══ Data provided
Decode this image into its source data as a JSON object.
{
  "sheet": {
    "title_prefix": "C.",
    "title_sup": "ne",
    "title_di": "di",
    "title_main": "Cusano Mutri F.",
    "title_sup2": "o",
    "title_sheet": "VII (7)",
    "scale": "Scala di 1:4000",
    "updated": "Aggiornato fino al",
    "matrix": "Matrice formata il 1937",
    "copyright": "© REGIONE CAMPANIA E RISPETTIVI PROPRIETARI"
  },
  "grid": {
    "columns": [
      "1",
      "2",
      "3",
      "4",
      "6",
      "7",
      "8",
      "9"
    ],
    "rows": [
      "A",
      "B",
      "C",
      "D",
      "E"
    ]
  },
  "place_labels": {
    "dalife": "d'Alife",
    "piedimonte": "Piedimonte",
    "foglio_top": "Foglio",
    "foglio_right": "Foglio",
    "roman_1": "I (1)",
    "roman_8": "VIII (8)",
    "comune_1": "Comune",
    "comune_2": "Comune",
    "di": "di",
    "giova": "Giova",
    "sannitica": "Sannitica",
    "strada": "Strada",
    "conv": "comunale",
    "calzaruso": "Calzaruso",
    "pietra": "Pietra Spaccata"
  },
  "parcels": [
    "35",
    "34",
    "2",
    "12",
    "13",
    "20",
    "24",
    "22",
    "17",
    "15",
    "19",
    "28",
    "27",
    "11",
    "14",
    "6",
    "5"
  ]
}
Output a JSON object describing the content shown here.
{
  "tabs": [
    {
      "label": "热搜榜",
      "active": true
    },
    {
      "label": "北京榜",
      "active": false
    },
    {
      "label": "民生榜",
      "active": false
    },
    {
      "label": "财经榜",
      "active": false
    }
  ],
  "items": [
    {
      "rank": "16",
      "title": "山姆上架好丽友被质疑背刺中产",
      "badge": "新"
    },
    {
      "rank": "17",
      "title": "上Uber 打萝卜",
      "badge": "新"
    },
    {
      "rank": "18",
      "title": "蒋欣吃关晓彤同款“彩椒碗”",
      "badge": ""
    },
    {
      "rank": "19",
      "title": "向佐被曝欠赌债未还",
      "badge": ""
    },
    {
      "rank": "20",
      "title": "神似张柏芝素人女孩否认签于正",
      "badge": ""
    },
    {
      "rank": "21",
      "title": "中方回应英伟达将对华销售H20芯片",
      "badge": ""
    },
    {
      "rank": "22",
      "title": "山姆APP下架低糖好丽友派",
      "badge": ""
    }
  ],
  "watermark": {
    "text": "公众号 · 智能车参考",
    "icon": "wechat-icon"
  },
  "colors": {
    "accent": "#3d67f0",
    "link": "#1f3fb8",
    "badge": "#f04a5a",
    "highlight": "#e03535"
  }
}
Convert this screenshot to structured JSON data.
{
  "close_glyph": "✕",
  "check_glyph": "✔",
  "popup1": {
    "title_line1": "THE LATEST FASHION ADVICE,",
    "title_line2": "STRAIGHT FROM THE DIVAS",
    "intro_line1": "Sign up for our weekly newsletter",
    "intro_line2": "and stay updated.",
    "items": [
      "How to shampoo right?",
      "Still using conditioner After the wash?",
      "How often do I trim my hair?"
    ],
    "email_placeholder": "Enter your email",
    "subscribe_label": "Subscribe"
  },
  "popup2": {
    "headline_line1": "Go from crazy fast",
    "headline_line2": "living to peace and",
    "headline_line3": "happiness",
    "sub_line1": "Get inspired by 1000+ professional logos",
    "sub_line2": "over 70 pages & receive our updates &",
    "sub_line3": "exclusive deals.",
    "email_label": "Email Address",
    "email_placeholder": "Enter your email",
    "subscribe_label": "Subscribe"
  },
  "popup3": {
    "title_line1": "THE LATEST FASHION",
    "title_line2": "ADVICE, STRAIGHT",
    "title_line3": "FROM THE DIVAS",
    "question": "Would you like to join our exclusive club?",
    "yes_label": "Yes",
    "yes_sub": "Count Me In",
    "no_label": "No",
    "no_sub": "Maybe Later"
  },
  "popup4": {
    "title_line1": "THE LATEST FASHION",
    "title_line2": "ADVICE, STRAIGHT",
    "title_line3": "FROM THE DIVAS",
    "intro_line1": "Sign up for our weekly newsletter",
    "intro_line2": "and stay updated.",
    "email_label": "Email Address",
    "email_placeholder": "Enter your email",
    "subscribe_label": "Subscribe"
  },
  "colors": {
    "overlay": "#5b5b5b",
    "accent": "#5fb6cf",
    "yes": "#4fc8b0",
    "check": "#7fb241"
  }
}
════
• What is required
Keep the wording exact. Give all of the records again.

• Completed exercise
Decode this image into its source data as a JSON object.
{
  "sheet": {
    "title_prefix": "C.",
    "title_sup": "ne",
    "title_di": "di",
    "title_main": "Cusano Mutri F.",
    "title_sup2": "o",
    "title_sheet": "VII (7)",
    "scale": "Scala di 1:4000",
    "updated": "Aggiornato fino al",
    "matrix": "Matrice formata il 1937",
    "copyright": "© REGIONE CAMPANIA E RISPETTIVI PROPRIETARI"
  },
  "grid": {
    "columns": [
      "1",
      "2",
      "3",
      "4",
      "6",
      "7",
      "8",
      "9"
    ],
    "rows": [
      "A",
      "B",
      "C",
      "D",
      "E"
    ]
  },
  "place_labels": {
    "dalife": "d'Alife",
    "piedimonte": "Piedimonte",
    "foglio_top": "Foglio",
    "foglio_right": "Foglio",
    "roman_1": "I (1)",
    "roman_8": "VIII (8)",
    "comune_1": "Comune",
    "comune_2": "Comune",
    "di": "di",
    "giova": "Giova",
    "sannitica": "Sannitica",
    "strada": "Strada",
    "conv": "comunale",
    "calzaruso": "Calzaruso",
    "pietra": "Pietra Spaccata"
  },
  "parcels": [
    "35",
    "34",
    "2",
    "12",
    "13",
    "20",
    "24",
    "22",
    "17",
    "15",
    "19",
    "28",
    "27",
    "11",
    "14",
    "6",
    "5"
  ]
}
Output a JSON object describing the content shown here.
{
  "tabs": [
    {
      "label": "热搜榜",
      "active": true
    },
    {
      "label": "北京榜",
      "active": false
    },
    {
      "label": "民生榜",
      "active": false
    },
    {
      "label": "财经榜",
      "active": false
    }
  ],
  "items": [
    {
      "rank": "16",
      "title": "山姆上架好丽友被质疑背刺中产",
      "badge": "新"
    },
    {
      "rank": "17",
      "title": "上Uber 打萝卜",
      "badge": "新"
    },
    {
      "rank": "18",
      "title": "蒋欣吃关晓彤同款“彩椒碗”",
      "badge": ""
    },
    {
      "rank": "19",
      "title": "向佐被曝欠赌债未还",
      "badge": ""
    },
    {
      "rank": "20",
      "title": "神似张柏芝素人女孩否认签于正",
      "badge": ""
    },
    {
      "rank": "21",
      "title": "中方回应英伟达将对华销售H20芯片",
      "badge": ""
    },
    {
      "rank": "22",
      "title": "山姆APP下架低糖好丽友派",
      "badge": ""
    }
  ],
  "watermark": {
    "text": "公众号 · 智能车参考",
    "icon": "wechat-icon"
  },
  "colors": {
    "accent": "#3d67f0",
    "link": "#1f3fb8",
    "badge": "#f04a5a",
    "highlight": "#e03535"
  }
}
Convert this screenshot to structured JSON data.
{
  "close_glyph": "✕",
  "check_glyph": "✔",
  "popup1": {
    "title_line1": "THE LATEST FASHION ADVICE,",
    "title_line2": "STRAIGHT FROM THE DIVAS",
    "intro_line1": "Sign up for our weekly newsletter",
    "intro_line2": "and stay updated.",
    "items": [
      "How to shampoo right?",
      "Still using conditioner After the wash?",
      "How often do I trim my hair?"
    ],
    "email_placeholder": "Enter your email",
    "subscribe_label": "Subscribe"
  },
  "popup2": {
    "headline_line1": "Go from crazy fast",
    "headline_line2": "living to peace and",
    "headline_line3": "happiness",
    "sub_line1": "Get inspired by 1000+ professional logos",
    "sub_line2": "over 70 pages & receive our updates &",
    "sub_line3": "exclusive deals.",
    "email_label": "Email Address",
    "email_placeholder": "Enter your email",
    "subscribe_label": "Subscribe"
  },
  "popup3": {
    "title_line1": "THE LATEST FASHION",
    "title_line2": "ADVICE, STRAIGHT",
    "title_line3": "FROM THE DIVAS",
    "question": "Would you like to join our exclusive club?",
    "yes_label": "Yes",
    "yes_sub": "Count Me In",
    "no_label": "No",
    "no_sub": "Maybe Later"
  },
  "popup4": {
    "title_line1": "THE LATEST FASHION",
    "title_line2": "ADVICE, STRAIGHT",
    "title_line3": "FROM THE DIVAS",
    "intro_line1": "Sign up for our weekly newsletter",
    "intro_line2": "and stay updated.",
    "email_label": "Email Address",
    "email_placeholder": "Enter your email",
    "subscribe_label": "Subscribe"
  },
  "colors": {
    "overlay": "#5b5b5b",
    "accent": "#5fb6cf",
    "yes": "#4fc8b0",
    "check": "#7fb241"
  }
}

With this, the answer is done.